By Joel Warner
By Michael Roberts
By Alan Prendergast
By Michael Roberts
By Michael Roberts
By Amber Taufen
By Patricia Calhoun
By William Breathes
The art of the matter:Michael Paglia's criticism of the impending reconstruction of Skyline Park misses the mark. I believe that it is telling that his column appeared in the "Art" section of Westword. Therein lies the problem: It is not enough for a public space to be beautifully designed. An urban park is not a static artwork that can be admired or ignored as one chooses. Whatever the aesthetic merits of Lawrence Halprin's designs, they have repeatedly failed to honor the public realm and attract the full spectrum of the general public. His Freeway Park in Seattle has been cited by that city's police department as one of the Emerald City's most dangerous places. His United Nations Plaza in San Francisco has been taken over by homeless people and dope dealers, as is the case with our own Skyline Park.
We all recognize that "living in a free society means that public spaces are open to everyone." However, poor design choices can guarantee that only certain groups will have any desire to occupy those spaces. Halprin's layout for Skyline Park, with its steep grade changes and plentiful hiding areas, violates rules of urban park design that had previously been adhered to for millennia.
Paglia's contention that the design of a park has no influence over the behavior of its users contradicts common sense and real-world experience. His citation of New York's Central Park as a place that is beloved and widely used despite its grade changes misses the mark, for Central Park is of an entirely different scale than Skyline Park. A much better analogy can be had without leaving the Big Apple: Bryant Park, adjacent to the New York City Central Library, was utterly transformed from a filthy, dangerous space to one that is beloved by all segments of the populace by removing hiding places, improving sight lines and bringing the grade closer to street level. The location, obviously, didn't change, nor did society's underlying social problems. Rather, an inferior park design was corrected, thereby creating a place that New Yorkers are now rightfully proud of. The same thing is about to happen in our own city, and that far outweighs the misplaced admiration that some members of the design community have for Lawrence Halprin.
Pei as you go:The former May D&F plaza at 1550 Court (which is now the Skid...I mean Adam's Mark Hotel) was not, I repeat, not designed by the great I.M. Pei. It was discovered that one of his underlings within his firm was truly responsible. Although I will agree that Denver (and its people) seem all too quick to tear down any and all world architecture, I do not want 1550 Court included with the other classics that have been destroyed and might be destroyed in the future.
Just remember, Denver (read "the people"): This is your city. Fight for what should stay and what shouldn't.
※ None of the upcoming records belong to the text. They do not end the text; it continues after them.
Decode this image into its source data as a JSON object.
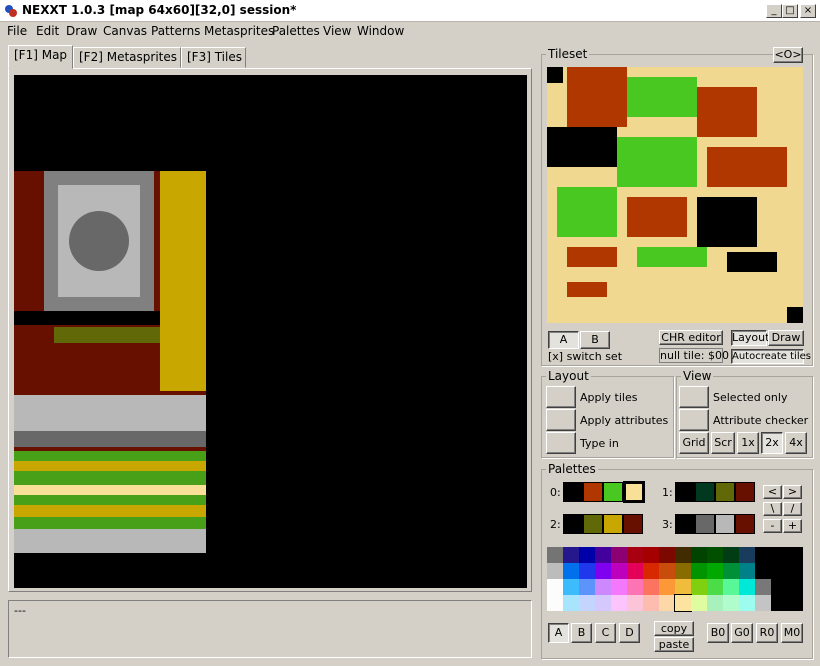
{
  "titlebar": {
    "title": "NEXXT 1.0.3  [map 64x60][32,0] session*",
    "minimize": "_",
    "maximize": "□",
    "close": "×"
  },
  "menu": [
    "File",
    "Edit",
    "Draw",
    "Canvas",
    "Patterns",
    "Metasprites",
    "Palettes",
    "View",
    "Window"
  ],
  "tabs": [
    "[F1] Map",
    "[F2] Metasprites",
    "[F3] Tiles"
  ],
  "status": {
    "text": "---"
  },
  "tileset": {
    "label": "Tileset",
    "toggle": "<O>",
    "bank_a": "A",
    "bank_b": "B",
    "switch_set": "[x] switch set",
    "chr_editor": "CHR editor",
    "null_tile": "null tile: $00",
    "layout": "Layout",
    "draw": "Draw",
    "autocreate": "Autocreate tiles"
  },
  "layout_group": {
    "label": "Layout",
    "apply_tiles": "Apply tiles",
    "apply_attributes": "Apply attributes",
    "type_in": "Type in"
  },
  "view_group": {
    "label": "View",
    "selected_only": "Selected only",
    "attribute_checker": "Attribute checker",
    "grid": "Grid",
    "scr": "Scr",
    "z1": "1x",
    "z2": "2x",
    "z4": "4x"
  },
  "palettes": {
    "label": "Palettes",
    "rows": [
      {
        "label": "0:",
        "colors": [
          "#000000",
          "#b03800",
          "#48c820",
          "#f8e098"
        ]
      },
      {
        "label": "1:",
        "colors": [
          "#000000",
          "#003820",
          "#606808",
          "#681000"
        ]
      },
      {
        "label": "2:",
        "colors": [
          "#000000",
          "#606808",
          "#c8a800",
          "#681000"
        ]
      },
      {
        "label": "3:",
        "colors": [
          "#000000",
          "#686868",
          "#b8b8b8",
          "#681000"
        ]
      }
    ],
    "nav": [
      "<",
      ">",
      "\\",
      "/",
      "-",
      "+"
    ],
    "subpal": [
      "A",
      "B",
      "C",
      "D"
    ],
    "copy": "copy",
    "paste": "paste",
    "regs": [
      "B0",
      "G0",
      "R0",
      "M0"
    ]
  },
  "master_palette": [
    [
      "#747474",
      "#24188c",
      "#0000a8",
      "#44009c",
      "#8c0074",
      "#a80010",
      "#a40000",
      "#7c0800",
      "#402c00",
      "#004400",
      "#005000",
      "#003c14",
      "#183c5c",
      "#000000",
      "#000000",
      "#000000"
    ],
    [
      "#bcbcbc",
      "#0070ec",
      "#2038ec",
      "#8000f0",
      "#bc00bc",
      "#e40058",
      "#d82800",
      "#c84c0c",
      "#886c00",
      "#009400",
      "#00a800",
      "#009038",
      "#008088",
      "#000000",
      "#000000",
      "#000000"
    ],
    [
      "#fcfcfc",
      "#3cbcfc",
      "#5c94fc",
      "#cc88fc",
      "#f478fc",
      "#fc74b4",
      "#fc7460",
      "#fc9838",
      "#f0bc3c",
      "#80d010",
      "#4cdc48",
      "#58f898",
      "#00e8d8",
      "#787878",
      "#000000",
      "#000000"
    ],
    [
      "#fcfcfc",
      "#a8e4fc",
      "#c4d4fc",
      "#d4c8fc",
      "#fcc4fc",
      "#fcc4d8",
      "#fcbcb0",
      "#fcd8a8",
      "#fce4a0",
      "#e0fca0",
      "#a8f0bc",
      "#b0fccc",
      "#9cfcf0",
      "#c4c4c4",
      "#000000",
      "#000000"
    ]
  ]
}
Michael Paglia replies:There is not now, nor has there ever been, any legitimate question about the authorship of Zeckendorf Plaza: It is the work of I.M. Pei. But don't trust me -- I've only been researching the topic for the last decade. Instead, check out Carter Wiseman's definitive monograph on the architect, straightforwardly titledI. M. Pei, in which Zeckendorf Plaza is discussed and illustrated with a period photo.
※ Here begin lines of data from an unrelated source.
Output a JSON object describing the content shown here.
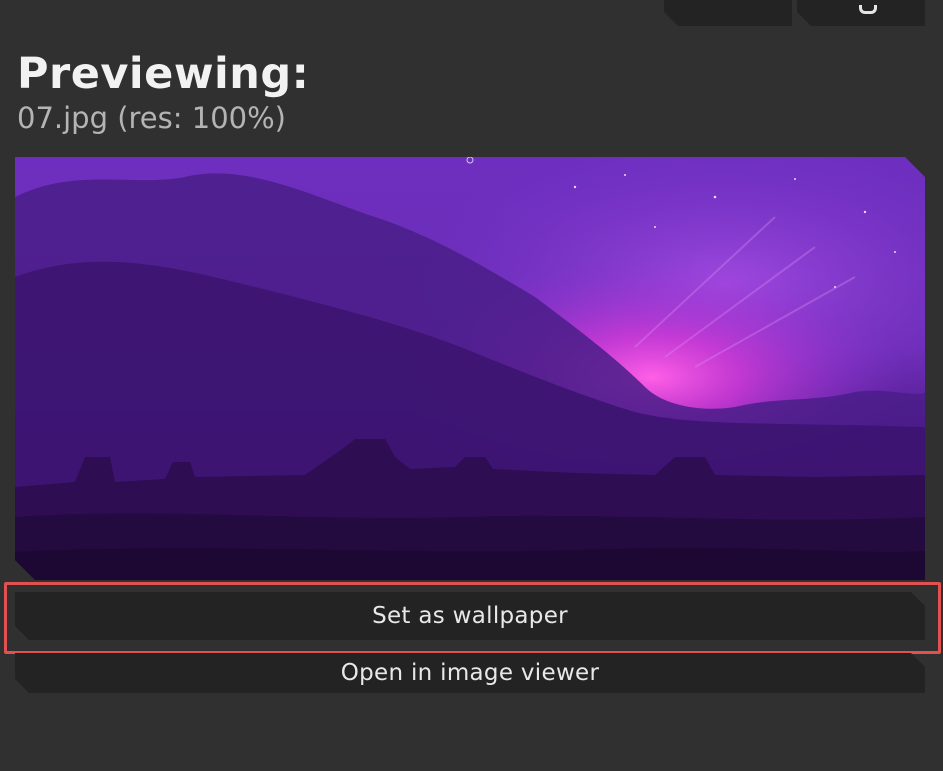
{
  "header": {
    "title": "Previewing:",
    "subtitle": "07.jpg (res: 100%)"
  },
  "top_buttons": [
    {
      "icon": "tab-icon"
    },
    {
      "icon": "g-glyph-icon"
    }
  ],
  "preview": {
    "file": "07.jpg"
  },
  "actions": {
    "set_wallpaper_label": "Set as wallpaper",
    "open_viewer_label": "Open in image viewer"
  },
  "colors": {
    "background": "#303030",
    "button_bg": "#232323",
    "highlight": "#e0514f",
    "sky_purple": "#6a2fb3",
    "glow_pink": "#f04ad6"
  }
}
Meanwhile, the idea that there's a causal relationship between design and society's problems is incredibly naive and very easy to debunk. Lawrence Halprin's park designs, such as Skyline, are no more responsible for urban social ills than are the parks by Olmsted and Vaux, including Central Park. Skyline and Central Park both have their share of drug dealers and thugs, as does every other urban park in any big city in the country. As I said in my column, I guarantee that those pesky homeless teens will be hanging out in the new park that's replacing Skyline just as soon as it's finished -- and Halprin's not designing that one. Just wait and see.
Terrorists to the back of the bus:David Holthouse's article on RTD ("Security Reach," May 15) made me laugh more than the letters to the editor, an always welcome mixture of candor and lunacy punctuated with sharp expletives. The notion of the government protecting us is mildly humorous -- were 9/11 not such an effective action. The millions being spent by "think tanks" to produce the suggestions in Holthouse's article illustrate the effectiveness of terrorism. It turns the loonies loose to waste money, our money. What will this exercise accomplish?
Accountability is the issue in Holthouse's story (leaving aside the increasing attempts on the part of the government to make us all either criminals or law-enforcement personnel). The scenarios listed in the article range from impossible to ridiculous. How can the government, regardless of good intentions (yeah, right), make a bus driver responsible for stopping trained terrorists? Or for that matter, how can the government make any of us responsible for detaining or identifying criminals of any kind?
Don't we have law-enforcement professionals trained to find criminals? Did RTD bus drivers volunteer for this mandatory program, or is it simply another well-meaning but useless attempt to calm the jittery minority? Making RTD bus drivers responsible for anything but driving the bus is a misplacement of the resources allocated for terrorism. Where is the promised capture of bin Laden? How about first things first? Is Denver anyone's prime target?